▶ [Try it]: Go over the data below and say how many lines hold the word "selected". Only the number is needed.

▶ [Available data]:

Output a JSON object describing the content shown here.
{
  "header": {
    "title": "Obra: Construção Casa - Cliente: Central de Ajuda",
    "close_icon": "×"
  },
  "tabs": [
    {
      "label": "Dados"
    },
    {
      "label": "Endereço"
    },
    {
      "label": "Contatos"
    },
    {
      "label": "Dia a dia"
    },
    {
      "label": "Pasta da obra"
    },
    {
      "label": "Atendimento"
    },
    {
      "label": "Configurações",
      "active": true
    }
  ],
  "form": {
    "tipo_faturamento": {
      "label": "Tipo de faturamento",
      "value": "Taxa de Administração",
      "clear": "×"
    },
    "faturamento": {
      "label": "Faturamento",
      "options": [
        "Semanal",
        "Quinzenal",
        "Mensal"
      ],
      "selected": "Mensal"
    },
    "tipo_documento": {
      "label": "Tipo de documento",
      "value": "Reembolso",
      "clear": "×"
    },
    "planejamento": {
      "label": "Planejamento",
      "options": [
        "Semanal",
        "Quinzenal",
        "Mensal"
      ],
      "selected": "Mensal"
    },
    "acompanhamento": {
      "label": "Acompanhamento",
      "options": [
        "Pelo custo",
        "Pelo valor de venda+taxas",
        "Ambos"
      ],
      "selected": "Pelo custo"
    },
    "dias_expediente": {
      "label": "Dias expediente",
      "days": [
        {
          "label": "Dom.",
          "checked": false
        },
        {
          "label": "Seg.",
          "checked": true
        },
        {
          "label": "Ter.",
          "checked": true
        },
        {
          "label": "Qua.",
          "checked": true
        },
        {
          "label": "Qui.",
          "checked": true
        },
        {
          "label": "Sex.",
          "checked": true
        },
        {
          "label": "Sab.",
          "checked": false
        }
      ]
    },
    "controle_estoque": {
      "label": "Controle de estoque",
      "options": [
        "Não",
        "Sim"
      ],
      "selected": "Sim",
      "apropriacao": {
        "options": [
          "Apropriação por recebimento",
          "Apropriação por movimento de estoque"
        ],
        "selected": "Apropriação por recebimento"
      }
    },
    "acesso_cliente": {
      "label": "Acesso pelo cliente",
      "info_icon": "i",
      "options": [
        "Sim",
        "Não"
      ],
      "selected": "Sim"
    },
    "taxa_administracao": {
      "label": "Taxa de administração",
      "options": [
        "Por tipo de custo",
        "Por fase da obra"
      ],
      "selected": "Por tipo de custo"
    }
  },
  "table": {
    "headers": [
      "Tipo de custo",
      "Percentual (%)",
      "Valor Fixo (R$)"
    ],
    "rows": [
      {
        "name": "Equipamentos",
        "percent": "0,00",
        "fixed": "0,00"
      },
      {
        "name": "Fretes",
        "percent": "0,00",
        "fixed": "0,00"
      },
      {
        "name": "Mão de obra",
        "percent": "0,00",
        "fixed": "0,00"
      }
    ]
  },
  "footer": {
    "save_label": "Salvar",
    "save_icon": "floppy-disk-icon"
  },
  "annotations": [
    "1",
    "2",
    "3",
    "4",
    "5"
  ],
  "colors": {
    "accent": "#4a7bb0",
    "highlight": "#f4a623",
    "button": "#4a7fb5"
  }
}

▶ [Written answer]: 7